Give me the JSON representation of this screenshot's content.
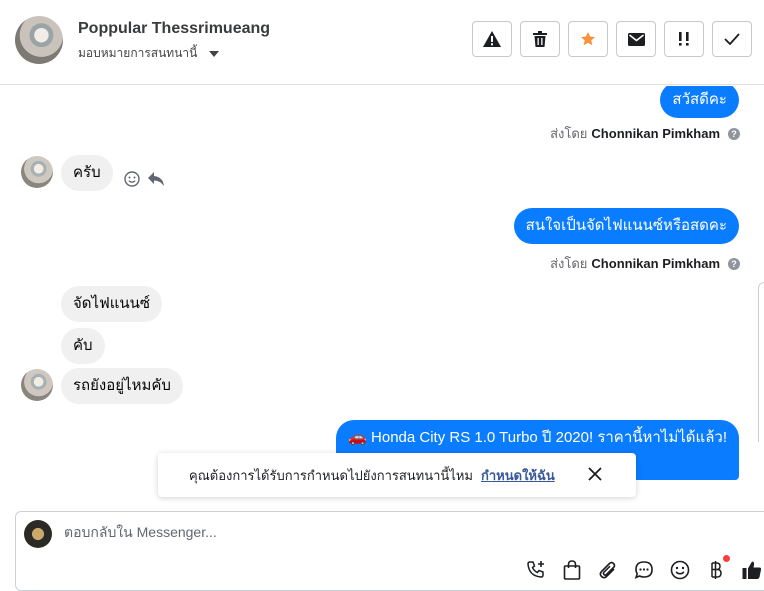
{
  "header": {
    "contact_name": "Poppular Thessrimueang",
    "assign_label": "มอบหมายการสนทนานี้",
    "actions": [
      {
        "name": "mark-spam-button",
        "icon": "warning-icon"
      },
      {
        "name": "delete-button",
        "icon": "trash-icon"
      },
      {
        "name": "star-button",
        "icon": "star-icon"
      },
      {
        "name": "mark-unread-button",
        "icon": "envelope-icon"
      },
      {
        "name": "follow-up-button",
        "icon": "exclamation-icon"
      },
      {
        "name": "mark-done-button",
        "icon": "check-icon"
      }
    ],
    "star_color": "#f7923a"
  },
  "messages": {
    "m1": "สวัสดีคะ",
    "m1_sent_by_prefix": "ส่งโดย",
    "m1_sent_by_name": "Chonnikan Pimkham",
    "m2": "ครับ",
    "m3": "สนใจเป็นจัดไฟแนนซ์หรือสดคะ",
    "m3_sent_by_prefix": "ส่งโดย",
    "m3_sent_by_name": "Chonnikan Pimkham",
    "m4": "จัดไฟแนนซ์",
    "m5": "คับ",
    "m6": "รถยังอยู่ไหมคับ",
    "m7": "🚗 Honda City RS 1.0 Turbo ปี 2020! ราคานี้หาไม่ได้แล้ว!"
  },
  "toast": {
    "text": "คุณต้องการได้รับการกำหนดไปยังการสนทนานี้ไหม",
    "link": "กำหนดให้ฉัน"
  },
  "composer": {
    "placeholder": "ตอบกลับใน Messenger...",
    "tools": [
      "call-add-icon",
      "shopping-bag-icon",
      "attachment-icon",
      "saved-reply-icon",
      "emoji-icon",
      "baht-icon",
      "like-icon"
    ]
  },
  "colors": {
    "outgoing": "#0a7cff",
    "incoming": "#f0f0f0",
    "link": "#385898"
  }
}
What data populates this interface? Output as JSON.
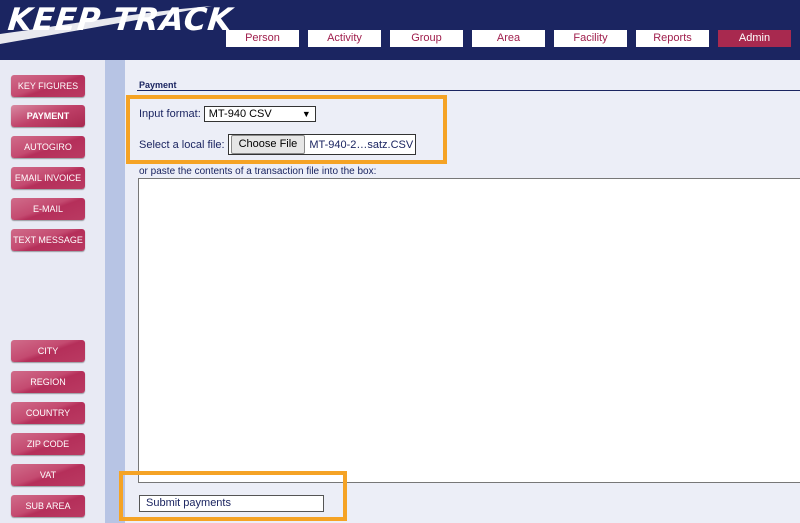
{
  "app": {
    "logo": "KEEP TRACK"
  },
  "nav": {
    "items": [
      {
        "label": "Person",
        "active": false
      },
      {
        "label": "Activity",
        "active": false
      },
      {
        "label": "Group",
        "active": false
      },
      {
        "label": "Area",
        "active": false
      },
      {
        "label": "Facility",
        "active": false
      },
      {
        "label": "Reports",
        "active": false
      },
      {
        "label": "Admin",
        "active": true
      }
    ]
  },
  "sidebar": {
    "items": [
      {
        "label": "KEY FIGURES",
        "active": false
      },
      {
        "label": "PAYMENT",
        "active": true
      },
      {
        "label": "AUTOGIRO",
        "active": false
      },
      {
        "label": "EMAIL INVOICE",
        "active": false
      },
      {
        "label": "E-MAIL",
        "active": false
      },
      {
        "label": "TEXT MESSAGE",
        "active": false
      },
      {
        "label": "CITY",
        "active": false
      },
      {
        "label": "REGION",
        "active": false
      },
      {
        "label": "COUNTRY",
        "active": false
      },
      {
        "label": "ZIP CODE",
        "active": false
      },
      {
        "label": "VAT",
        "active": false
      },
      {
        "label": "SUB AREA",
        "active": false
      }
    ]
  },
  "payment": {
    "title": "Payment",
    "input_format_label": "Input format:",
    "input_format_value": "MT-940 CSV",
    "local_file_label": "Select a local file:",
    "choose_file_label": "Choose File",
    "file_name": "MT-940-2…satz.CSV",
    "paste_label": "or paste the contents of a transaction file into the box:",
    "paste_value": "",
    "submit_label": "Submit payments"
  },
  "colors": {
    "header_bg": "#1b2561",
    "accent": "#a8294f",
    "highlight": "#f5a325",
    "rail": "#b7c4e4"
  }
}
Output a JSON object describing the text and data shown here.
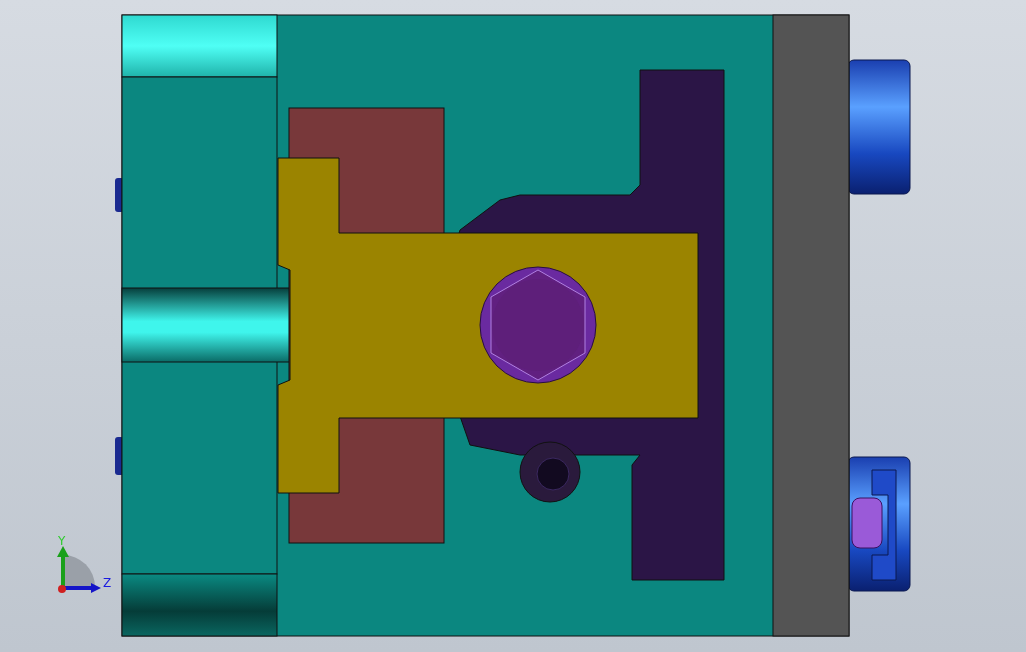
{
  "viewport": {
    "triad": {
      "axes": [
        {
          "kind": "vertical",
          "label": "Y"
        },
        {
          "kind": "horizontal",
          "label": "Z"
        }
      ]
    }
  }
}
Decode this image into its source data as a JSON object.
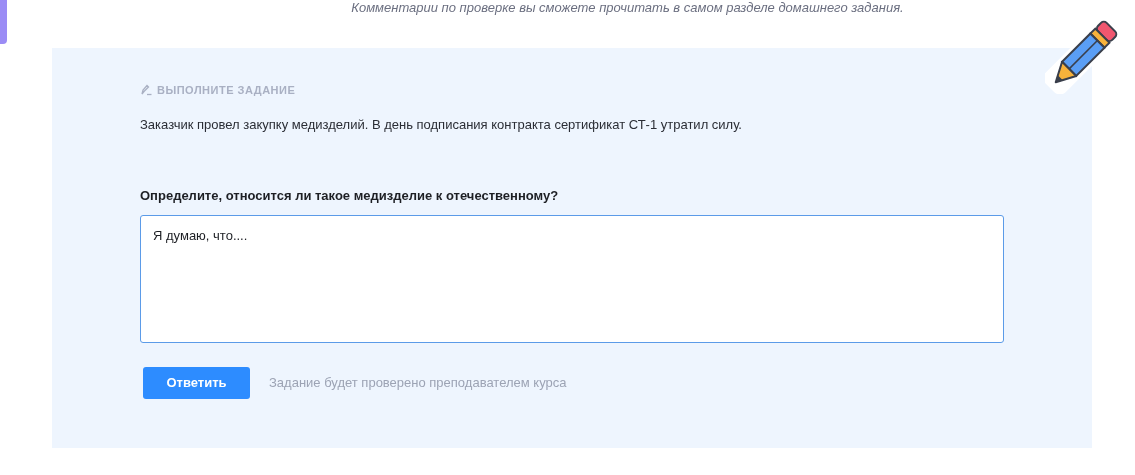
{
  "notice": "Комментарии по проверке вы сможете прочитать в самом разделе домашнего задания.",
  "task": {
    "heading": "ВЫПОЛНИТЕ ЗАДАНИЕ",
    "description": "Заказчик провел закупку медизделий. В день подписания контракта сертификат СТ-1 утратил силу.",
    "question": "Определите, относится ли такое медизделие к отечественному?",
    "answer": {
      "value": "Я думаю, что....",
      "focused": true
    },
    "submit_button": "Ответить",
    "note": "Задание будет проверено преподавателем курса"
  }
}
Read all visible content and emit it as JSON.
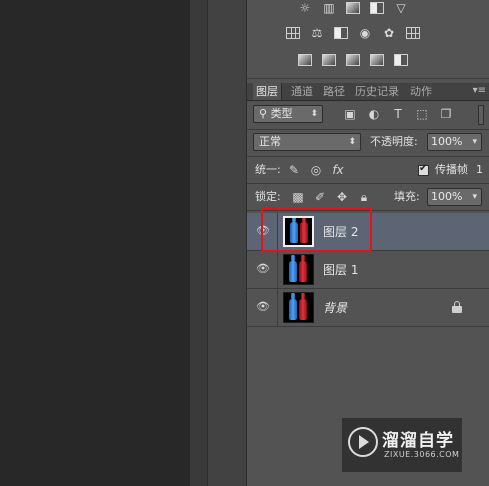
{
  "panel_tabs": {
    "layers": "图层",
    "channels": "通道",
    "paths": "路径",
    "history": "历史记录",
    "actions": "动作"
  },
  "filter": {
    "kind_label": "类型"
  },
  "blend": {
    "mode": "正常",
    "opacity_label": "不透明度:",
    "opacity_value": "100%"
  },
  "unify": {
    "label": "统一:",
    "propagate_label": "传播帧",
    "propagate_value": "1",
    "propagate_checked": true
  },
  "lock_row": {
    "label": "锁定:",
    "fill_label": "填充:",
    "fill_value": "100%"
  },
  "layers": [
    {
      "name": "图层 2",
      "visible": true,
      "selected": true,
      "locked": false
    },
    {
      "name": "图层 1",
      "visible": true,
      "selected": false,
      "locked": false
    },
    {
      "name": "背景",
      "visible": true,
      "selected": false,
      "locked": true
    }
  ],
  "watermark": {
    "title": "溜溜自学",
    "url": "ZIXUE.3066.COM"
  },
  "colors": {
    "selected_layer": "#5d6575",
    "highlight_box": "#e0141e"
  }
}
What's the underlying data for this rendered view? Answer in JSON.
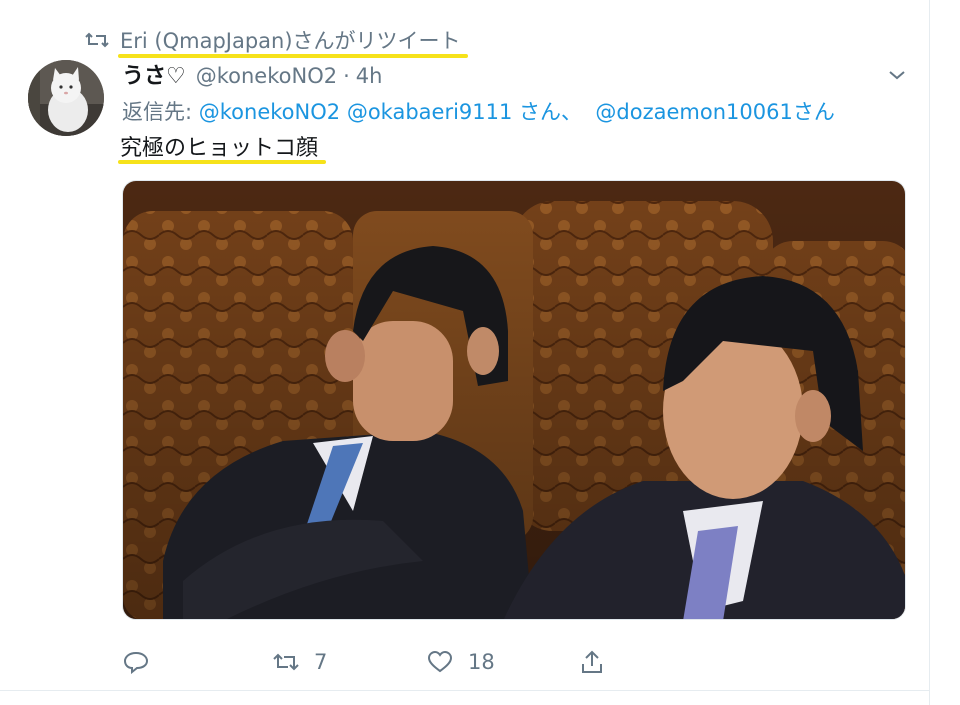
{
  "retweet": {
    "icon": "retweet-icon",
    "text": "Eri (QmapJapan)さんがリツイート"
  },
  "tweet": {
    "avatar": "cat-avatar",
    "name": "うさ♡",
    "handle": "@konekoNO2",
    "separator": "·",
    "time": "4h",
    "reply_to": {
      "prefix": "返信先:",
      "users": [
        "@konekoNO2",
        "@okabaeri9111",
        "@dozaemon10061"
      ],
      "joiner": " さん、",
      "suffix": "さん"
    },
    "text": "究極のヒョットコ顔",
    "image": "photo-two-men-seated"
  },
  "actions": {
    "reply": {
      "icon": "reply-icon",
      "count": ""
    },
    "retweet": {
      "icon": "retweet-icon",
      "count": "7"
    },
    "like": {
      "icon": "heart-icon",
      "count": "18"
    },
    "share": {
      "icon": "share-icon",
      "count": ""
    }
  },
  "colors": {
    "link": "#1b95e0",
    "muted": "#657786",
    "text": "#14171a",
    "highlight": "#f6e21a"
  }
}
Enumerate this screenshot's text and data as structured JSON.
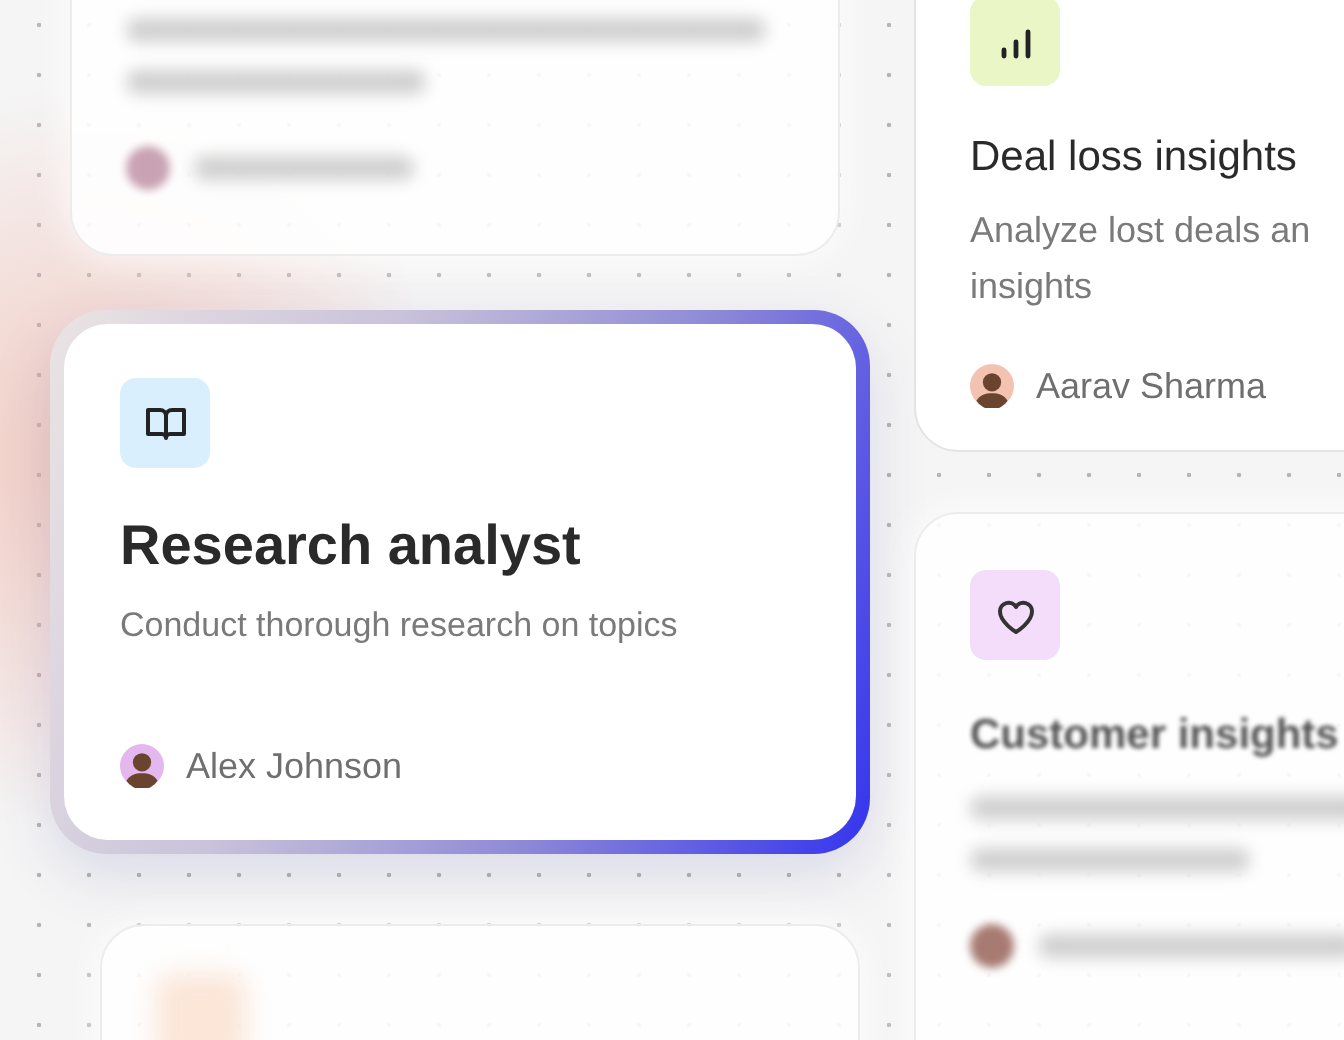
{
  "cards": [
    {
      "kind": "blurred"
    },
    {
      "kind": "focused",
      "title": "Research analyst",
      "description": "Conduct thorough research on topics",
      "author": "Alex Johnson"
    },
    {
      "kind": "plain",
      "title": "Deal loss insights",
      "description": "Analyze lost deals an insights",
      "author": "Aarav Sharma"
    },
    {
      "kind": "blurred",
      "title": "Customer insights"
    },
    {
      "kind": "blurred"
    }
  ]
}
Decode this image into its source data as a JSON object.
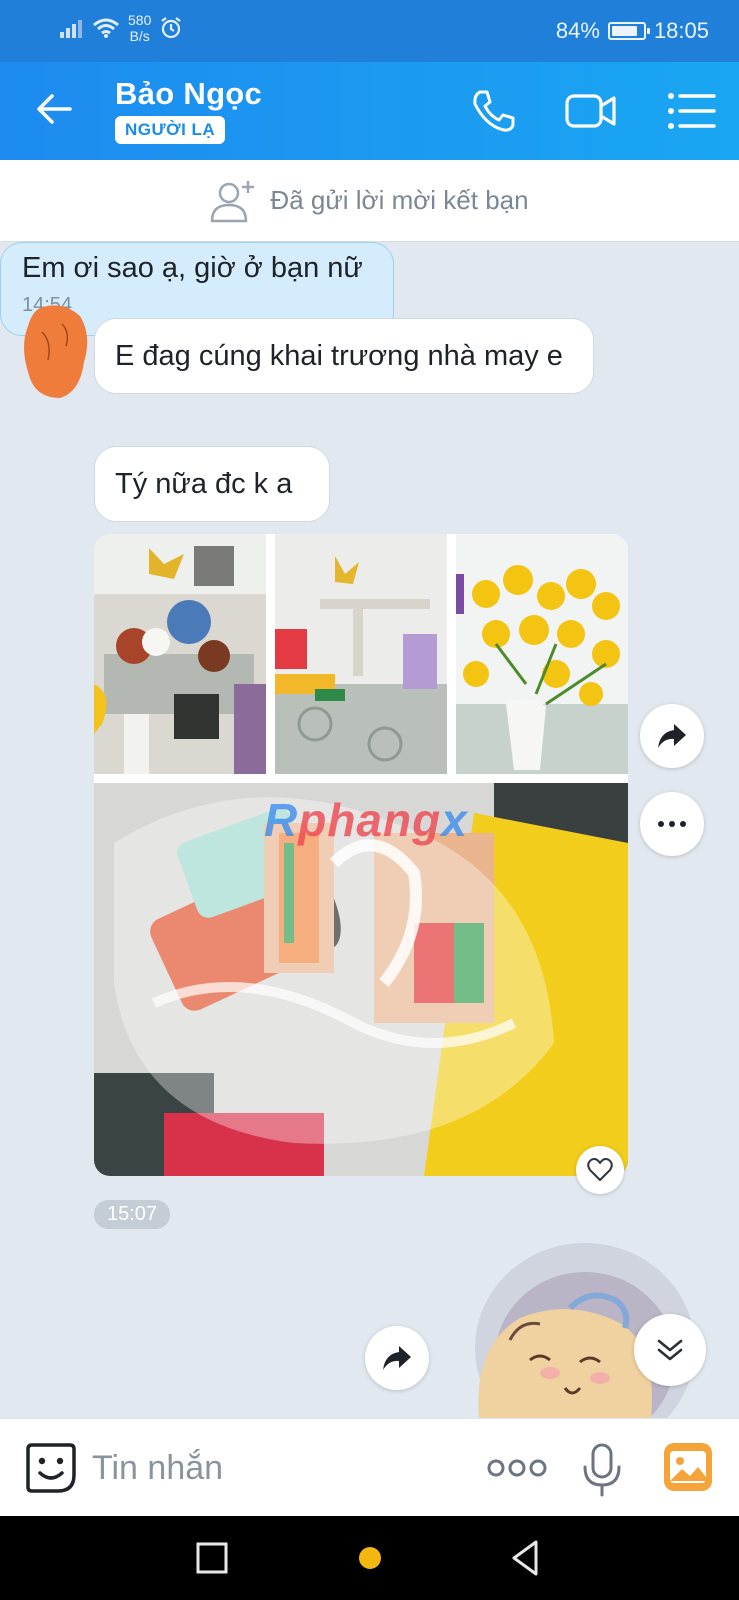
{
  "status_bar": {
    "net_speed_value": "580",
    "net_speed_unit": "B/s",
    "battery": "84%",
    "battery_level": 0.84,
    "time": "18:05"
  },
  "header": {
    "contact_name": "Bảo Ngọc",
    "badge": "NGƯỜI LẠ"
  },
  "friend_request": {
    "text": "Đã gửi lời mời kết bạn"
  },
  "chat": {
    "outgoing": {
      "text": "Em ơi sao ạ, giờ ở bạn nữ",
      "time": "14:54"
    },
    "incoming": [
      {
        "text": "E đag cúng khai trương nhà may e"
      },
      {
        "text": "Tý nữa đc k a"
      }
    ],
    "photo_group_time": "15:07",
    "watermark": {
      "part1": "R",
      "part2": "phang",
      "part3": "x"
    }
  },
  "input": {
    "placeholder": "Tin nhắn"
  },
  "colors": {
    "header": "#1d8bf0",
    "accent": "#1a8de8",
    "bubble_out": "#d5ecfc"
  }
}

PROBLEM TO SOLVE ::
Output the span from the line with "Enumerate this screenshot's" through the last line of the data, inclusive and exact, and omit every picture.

RESPONSE TO THIS EXERCISE ::
Enumerate this screenshot's text and data as structured JSON.
{
  "cards": [
    {
      "kind": "blurred"
    },
    {
      "kind": "focused",
      "title": "Research analyst",
      "description": "Conduct thorough research on topics",
      "author": "Alex Johnson"
    },
    {
      "kind": "plain",
      "title": "Deal loss insights",
      "description": "Analyze lost deals an insights",
      "author": "Aarav Sharma"
    },
    {
      "kind": "blurred",
      "title": "Customer insights"
    },
    {
      "kind": "blurred"
    }
  ]
}
Decode this image into its source data as a JSON object.
{
  "status_bar": {
    "net_speed_value": "580",
    "net_speed_unit": "B/s",
    "battery": "84%",
    "battery_level": 0.84,
    "time": "18:05"
  },
  "header": {
    "contact_name": "Bảo Ngọc",
    "badge": "NGƯỜI LẠ"
  },
  "friend_request": {
    "text": "Đã gửi lời mời kết bạn"
  },
  "chat": {
    "outgoing": {
      "text": "Em ơi sao ạ, giờ ở bạn nữ",
      "time": "14:54"
    },
    "incoming": [
      {
        "text": "E đag cúng khai trương nhà may e"
      },
      {
        "text": "Tý nữa đc k a"
      }
    ],
    "photo_group_time": "15:07",
    "watermark": {
      "part1": "R",
      "part2": "phang",
      "part3": "x"
    }
  },
  "input": {
    "placeholder": "Tin nhắn"
  },
  "colors": {
    "header": "#1d8bf0",
    "accent": "#1a8de8",
    "bubble_out": "#d5ecfc"
  }
}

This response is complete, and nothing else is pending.